(Saved entries)
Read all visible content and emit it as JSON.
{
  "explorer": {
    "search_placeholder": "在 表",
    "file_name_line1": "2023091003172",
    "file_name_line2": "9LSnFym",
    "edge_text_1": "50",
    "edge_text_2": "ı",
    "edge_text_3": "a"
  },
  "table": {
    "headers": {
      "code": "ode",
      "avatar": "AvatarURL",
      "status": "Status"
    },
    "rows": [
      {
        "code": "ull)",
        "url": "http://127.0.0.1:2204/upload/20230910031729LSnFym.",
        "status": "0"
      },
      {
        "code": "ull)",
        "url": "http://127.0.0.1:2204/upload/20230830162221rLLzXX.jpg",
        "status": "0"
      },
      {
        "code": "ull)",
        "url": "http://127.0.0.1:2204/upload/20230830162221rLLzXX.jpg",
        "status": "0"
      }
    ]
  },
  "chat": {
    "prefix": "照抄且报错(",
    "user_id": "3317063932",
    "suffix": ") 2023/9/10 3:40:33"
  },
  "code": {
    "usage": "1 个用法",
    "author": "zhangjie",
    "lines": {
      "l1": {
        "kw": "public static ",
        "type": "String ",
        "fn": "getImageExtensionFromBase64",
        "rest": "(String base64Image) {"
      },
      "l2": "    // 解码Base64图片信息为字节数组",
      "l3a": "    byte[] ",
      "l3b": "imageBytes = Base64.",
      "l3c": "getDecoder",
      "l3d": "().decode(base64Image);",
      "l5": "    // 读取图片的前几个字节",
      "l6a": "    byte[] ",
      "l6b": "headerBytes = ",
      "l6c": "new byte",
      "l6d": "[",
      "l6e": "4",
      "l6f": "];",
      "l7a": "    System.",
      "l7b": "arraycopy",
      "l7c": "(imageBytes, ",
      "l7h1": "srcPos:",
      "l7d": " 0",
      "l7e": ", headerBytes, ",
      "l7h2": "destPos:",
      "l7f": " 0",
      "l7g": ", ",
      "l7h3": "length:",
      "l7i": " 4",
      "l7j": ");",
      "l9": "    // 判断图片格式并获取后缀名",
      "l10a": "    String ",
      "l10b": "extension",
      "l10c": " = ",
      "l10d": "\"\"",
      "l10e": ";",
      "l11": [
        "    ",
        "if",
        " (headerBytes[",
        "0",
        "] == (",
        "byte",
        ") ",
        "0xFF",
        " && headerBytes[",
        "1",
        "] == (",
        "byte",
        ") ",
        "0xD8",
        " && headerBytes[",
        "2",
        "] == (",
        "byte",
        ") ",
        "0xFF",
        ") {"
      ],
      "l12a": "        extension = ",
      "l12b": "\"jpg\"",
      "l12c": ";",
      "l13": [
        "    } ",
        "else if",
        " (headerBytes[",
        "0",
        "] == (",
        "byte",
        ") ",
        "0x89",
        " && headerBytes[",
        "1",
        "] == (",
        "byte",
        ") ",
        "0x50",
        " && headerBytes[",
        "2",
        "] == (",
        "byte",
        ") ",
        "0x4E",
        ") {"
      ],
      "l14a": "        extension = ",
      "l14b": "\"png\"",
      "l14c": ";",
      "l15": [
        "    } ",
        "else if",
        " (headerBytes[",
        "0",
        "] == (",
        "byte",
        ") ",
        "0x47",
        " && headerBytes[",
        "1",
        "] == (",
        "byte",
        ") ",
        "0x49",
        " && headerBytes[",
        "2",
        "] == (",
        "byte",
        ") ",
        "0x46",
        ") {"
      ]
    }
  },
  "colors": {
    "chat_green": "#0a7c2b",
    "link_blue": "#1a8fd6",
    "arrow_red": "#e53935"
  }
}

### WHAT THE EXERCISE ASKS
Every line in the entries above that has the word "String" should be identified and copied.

### ANSWER TO THIS PROBLEM
        "type": "String ",
        "rest": "(String base64Image) {"
      "l10a": "    String ",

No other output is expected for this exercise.